After both stocks lost much of their 2018 their, the two coffee chains have been “defying the bears” with their big runs in 2019, CNBC’s Jim Cramer said Tuesday.
Shares of Dunkin’ have surged 25% year to date, while Starbucks have rocketed 29%. The “Mad Money” host suggests investors add the companies to their shopping lists.
“Sometimes, you need to be disciplined. Starbucks and Dunkin’ Brands are two terrific coffee chains, but if you don’t own them already, I think this may not be the correct moment to start building a position,” he said. “If either stock gets brought down for whatever reason … you have my blessing to start buying.”
Starbucks’ stock traded sideways for a couple of years before getting hammered in 2018. In hindsight, Cramer said there were two buying opportunities, including last June when CEO Kevin Johnson preannounced bad numbers and in December when Starbucks cut long-term earnings growth forecasts by 2%.
Johnson presented a plan to close stores, beef up Starbucks’ digital program and return value to shareholders through dividends and stock buybacks. But analysts lost confidence in the stock, Cramer said. The stock dropped about $10 per share to under $48 in June and fell again from the high $60s to the low $60s in December.
“Because Kevin Johnson … is a man of his word,” these were times to pull the trigger, Cramer said. “Between his digital initiatives, his execution improvements, the partnership with UberEATS, and his buyback, Starbucks has been able to deliver two excellent quarters in a row.”
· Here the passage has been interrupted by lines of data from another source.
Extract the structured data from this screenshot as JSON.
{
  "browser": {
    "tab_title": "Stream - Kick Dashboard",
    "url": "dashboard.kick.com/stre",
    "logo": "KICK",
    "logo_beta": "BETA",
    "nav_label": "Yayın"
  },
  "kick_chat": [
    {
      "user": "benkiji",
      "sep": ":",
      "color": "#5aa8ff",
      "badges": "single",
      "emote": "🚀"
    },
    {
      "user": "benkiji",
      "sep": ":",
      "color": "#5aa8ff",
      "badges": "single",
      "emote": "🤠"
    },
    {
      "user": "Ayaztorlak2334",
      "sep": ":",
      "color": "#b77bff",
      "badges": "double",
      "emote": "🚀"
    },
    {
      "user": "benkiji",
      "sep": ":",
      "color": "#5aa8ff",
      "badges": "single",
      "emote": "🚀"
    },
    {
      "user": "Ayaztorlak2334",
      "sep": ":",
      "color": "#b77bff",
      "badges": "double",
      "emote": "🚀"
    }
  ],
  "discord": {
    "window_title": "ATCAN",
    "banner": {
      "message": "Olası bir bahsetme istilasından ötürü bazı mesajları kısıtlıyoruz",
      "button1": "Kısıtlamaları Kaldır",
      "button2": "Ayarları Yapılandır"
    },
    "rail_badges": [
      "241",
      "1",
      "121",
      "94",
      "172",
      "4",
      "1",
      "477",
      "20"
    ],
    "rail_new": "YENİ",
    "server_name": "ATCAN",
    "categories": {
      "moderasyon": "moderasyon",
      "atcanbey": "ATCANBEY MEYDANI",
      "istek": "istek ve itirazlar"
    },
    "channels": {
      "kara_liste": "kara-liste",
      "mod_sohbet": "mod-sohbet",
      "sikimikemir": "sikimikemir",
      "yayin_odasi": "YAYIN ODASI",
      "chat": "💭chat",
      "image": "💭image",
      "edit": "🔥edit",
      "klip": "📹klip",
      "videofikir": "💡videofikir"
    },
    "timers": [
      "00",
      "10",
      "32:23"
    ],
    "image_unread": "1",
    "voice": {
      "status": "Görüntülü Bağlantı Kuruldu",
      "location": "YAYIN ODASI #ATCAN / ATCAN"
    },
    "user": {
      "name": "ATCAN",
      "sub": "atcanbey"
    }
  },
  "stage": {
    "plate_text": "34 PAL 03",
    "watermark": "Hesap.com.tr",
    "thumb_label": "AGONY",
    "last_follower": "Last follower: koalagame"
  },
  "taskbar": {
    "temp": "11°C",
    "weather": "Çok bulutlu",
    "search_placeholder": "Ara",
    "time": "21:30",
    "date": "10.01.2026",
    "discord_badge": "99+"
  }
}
Fast forward to May, shares of Starbucks retreated from $80 to $75 as China fears heated up, Cramer noted. Investors worried the coffee shop would struggle in that country, which is a major source of growth, he said. The Chinese consumers, despite the trade war, kept returning to their stores.
“I think Starbucks never should’ve sold off so hard in the first place last year, which is one reason why the stock has been such a fabulous winner as management just keeps delivering and delivering” solid numbers in 2019,” Cramer said. “Kevin Johnson deserved the benefit of the doubt — I’m glad we gave it to him.”
Turning his attention to Dunkin’ Brands, which owns Dunkin’ Donuts, Cramer called it a “terrific regional-going to national story.” The chain has expanded its footprint and product offerings to include a full breakfast menu beyond coffee and donuts, he said.
The legendary short-seller Jim Chanos, Cramer recalled, more than a year ago revealed that he had been shorting the stock for about a year doubting the company’s business model. That drew more skeptics to the name, and the stock sold off after a solid beat-and-raise quarter in October, he said.
But shares of Dunkin’ have surged on solid execution of its new menu, loyalty program, store openings and renovations, and its on-the-go ordering system. The initiatives paid off in its May quarter report, Cramer said.
“Long story short, management made a bunch of investments in the business last year, and now they’re reaping the rewards,” he said. “I think the story still has legs. Dunkin’ still has a ton of room to grow on the west coast.”
With Starbucks trading at 27-times next year’s earnings estimates and Dunkin’ selling for nearly 25-times those same numbers, Cramer said the stocks are expensive.
He recommends that investors don’t chase. Buy shares into weakness.